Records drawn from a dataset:
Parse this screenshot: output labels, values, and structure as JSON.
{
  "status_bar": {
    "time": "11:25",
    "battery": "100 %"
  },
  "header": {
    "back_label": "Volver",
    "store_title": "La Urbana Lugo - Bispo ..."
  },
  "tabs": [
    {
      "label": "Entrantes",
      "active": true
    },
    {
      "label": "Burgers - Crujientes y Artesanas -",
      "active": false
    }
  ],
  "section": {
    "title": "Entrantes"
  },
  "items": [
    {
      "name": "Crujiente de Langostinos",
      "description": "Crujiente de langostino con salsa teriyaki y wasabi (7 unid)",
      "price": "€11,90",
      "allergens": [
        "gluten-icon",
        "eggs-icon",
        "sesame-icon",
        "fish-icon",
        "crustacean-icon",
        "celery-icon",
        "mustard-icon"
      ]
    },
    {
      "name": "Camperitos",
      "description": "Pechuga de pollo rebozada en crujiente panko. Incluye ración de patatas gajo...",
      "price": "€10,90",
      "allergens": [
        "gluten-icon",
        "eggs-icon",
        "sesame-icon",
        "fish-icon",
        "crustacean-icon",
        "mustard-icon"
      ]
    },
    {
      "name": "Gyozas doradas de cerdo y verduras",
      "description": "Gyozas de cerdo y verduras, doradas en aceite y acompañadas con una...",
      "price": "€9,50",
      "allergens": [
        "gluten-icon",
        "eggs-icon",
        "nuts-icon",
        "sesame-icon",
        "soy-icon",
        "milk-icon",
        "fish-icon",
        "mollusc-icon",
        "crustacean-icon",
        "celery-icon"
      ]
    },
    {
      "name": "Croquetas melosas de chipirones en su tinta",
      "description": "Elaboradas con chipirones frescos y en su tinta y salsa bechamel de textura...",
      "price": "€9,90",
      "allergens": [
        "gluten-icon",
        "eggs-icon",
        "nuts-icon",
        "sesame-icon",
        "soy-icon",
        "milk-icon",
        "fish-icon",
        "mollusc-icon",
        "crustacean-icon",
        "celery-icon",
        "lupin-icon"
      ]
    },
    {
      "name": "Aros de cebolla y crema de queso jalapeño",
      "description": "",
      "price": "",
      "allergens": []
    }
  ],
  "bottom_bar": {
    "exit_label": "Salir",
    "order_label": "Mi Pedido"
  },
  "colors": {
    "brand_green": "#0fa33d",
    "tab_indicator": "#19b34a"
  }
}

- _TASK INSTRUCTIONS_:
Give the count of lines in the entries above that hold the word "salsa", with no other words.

- _RESPONSE_:
2